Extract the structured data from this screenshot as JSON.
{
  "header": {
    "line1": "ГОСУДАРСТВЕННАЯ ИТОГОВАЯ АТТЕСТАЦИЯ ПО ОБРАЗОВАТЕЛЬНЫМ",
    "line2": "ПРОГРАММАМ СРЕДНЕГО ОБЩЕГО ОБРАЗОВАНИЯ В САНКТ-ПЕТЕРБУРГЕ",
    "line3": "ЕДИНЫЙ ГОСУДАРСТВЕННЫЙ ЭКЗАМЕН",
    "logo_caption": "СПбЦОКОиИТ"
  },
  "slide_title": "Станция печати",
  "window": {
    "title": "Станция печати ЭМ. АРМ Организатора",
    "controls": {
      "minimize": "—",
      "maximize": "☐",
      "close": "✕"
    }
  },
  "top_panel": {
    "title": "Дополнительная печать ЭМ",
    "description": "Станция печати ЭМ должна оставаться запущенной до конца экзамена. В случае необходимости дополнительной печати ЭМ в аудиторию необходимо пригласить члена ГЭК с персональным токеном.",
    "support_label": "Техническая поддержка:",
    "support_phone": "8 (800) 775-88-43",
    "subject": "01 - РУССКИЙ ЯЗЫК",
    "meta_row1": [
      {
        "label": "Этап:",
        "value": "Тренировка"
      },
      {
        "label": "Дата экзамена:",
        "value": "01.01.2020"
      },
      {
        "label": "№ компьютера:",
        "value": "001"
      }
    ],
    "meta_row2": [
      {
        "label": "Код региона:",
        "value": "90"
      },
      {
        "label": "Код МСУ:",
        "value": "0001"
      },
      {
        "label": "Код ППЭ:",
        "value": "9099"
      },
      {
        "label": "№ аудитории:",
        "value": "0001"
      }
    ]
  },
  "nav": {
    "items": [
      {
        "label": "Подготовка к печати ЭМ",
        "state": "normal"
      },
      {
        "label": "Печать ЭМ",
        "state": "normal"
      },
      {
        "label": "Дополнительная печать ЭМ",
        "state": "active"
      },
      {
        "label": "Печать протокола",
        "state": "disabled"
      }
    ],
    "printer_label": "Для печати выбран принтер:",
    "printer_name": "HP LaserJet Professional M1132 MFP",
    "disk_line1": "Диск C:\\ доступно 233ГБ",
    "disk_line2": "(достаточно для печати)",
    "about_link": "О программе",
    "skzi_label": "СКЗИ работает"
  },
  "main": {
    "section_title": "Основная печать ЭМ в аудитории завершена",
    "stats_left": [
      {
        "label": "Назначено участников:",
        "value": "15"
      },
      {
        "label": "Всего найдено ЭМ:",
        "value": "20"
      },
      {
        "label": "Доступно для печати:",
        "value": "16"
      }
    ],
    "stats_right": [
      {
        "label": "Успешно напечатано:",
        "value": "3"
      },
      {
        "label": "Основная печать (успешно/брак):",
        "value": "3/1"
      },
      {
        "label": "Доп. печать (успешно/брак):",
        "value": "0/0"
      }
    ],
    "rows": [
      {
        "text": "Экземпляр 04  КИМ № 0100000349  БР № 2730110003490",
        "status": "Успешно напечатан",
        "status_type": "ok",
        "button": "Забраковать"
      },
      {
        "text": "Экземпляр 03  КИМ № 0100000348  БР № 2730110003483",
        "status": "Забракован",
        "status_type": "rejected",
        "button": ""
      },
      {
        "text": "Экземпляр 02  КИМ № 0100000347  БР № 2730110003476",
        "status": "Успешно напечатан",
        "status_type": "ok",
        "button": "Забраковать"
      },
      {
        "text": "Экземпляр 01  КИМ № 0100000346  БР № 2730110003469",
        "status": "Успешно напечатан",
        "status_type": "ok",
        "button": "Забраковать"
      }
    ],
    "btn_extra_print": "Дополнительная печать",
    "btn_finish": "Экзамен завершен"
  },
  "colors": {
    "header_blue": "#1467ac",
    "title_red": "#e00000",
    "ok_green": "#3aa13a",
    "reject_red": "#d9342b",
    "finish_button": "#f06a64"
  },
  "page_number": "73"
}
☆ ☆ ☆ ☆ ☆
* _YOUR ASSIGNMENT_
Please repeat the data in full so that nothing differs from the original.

* _WRITTEN SOLUTION_
Extract the structured data from this screenshot as JSON.
{
  "header": {
    "line1": "ГОСУДАРСТВЕННАЯ ИТОГОВАЯ АТТЕСТАЦИЯ ПО ОБРАЗОВАТЕЛЬНЫМ",
    "line2": "ПРОГРАММАМ СРЕДНЕГО ОБЩЕГО ОБРАЗОВАНИЯ В САНКТ-ПЕТЕРБУРГЕ",
    "line3": "ЕДИНЫЙ ГОСУДАРСТВЕННЫЙ ЭКЗАМЕН",
    "logo_caption": "СПбЦОКОиИТ"
  },
  "slide_title": "Станция печати",
  "window": {
    "title": "Станция печати ЭМ. АРМ Организатора",
    "controls": {
      "minimize": "—",
      "maximize": "☐",
      "close": "✕"
    }
  },
  "top_panel": {
    "title": "Дополнительная печать ЭМ",
    "description": "Станция печати ЭМ должна оставаться запущенной до конца экзамена. В случае необходимости дополнительной печати ЭМ в аудиторию необходимо пригласить члена ГЭК с персональным токеном.",
    "support_label": "Техническая поддержка:",
    "support_phone": "8 (800) 775-88-43",
    "subject": "01 - РУССКИЙ ЯЗЫК",
    "meta_row1": [
      {
        "label": "Этап:",
        "value": "Тренировка"
      },
      {
        "label": "Дата экзамена:",
        "value": "01.01.2020"
      },
      {
        "label": "№ компьютера:",
        "value": "001"
      }
    ],
    "meta_row2": [
      {
        "label": "Код региона:",
        "value": "90"
      },
      {
        "label": "Код МСУ:",
        "value": "0001"
      },
      {
        "label": "Код ППЭ:",
        "value": "9099"
      },
      {
        "label": "№ аудитории:",
        "value": "0001"
      }
    ]
  },
  "nav": {
    "items": [
      {
        "label": "Подготовка к печати ЭМ",
        "state": "normal"
      },
      {
        "label": "Печать ЭМ",
        "state": "normal"
      },
      {
        "label": "Дополнительная печать ЭМ",
        "state": "active"
      },
      {
        "label": "Печать протокола",
        "state": "disabled"
      }
    ],
    "printer_label": "Для печати выбран принтер:",
    "printer_name": "HP LaserJet Professional M1132 MFP",
    "disk_line1": "Диск C:\\ доступно 233ГБ",
    "disk_line2": "(достаточно для печати)",
    "about_link": "О программе",
    "skzi_label": "СКЗИ работает"
  },
  "main": {
    "section_title": "Основная печать ЭМ в аудитории завершена",
    "stats_left": [
      {
        "label": "Назначено участников:",
        "value": "15"
      },
      {
        "label": "Всего найдено ЭМ:",
        "value": "20"
      },
      {
        "label": "Доступно для печати:",
        "value": "16"
      }
    ],
    "stats_right": [
      {
        "label": "Успешно напечатано:",
        "value": "3"
      },
      {
        "label": "Основная печать (успешно/брак):",
        "value": "3/1"
      },
      {
        "label": "Доп. печать (успешно/брак):",
        "value": "0/0"
      }
    ],
    "rows": [
      {
        "text": "Экземпляр 04  КИМ № 0100000349  БР № 2730110003490",
        "status": "Успешно напечатан",
        "status_type": "ok",
        "button": "Забраковать"
      },
      {
        "text": "Экземпляр 03  КИМ № 0100000348  БР № 2730110003483",
        "status": "Забракован",
        "status_type": "rejected",
        "button": ""
      },
      {
        "text": "Экземпляр 02  КИМ № 0100000347  БР № 2730110003476",
        "status": "Успешно напечатан",
        "status_type": "ok",
        "button": "Забраковать"
      },
      {
        "text": "Экземпляр 01  КИМ № 0100000346  БР № 2730110003469",
        "status": "Успешно напечатан",
        "status_type": "ok",
        "button": "Забраковать"
      }
    ],
    "btn_extra_print": "Дополнительная печать",
    "btn_finish": "Экзамен завершен"
  },
  "colors": {
    "header_blue": "#1467ac",
    "title_red": "#e00000",
    "ok_green": "#3aa13a",
    "reject_red": "#d9342b",
    "finish_button": "#f06a64"
  },
  "page_number": "73"
}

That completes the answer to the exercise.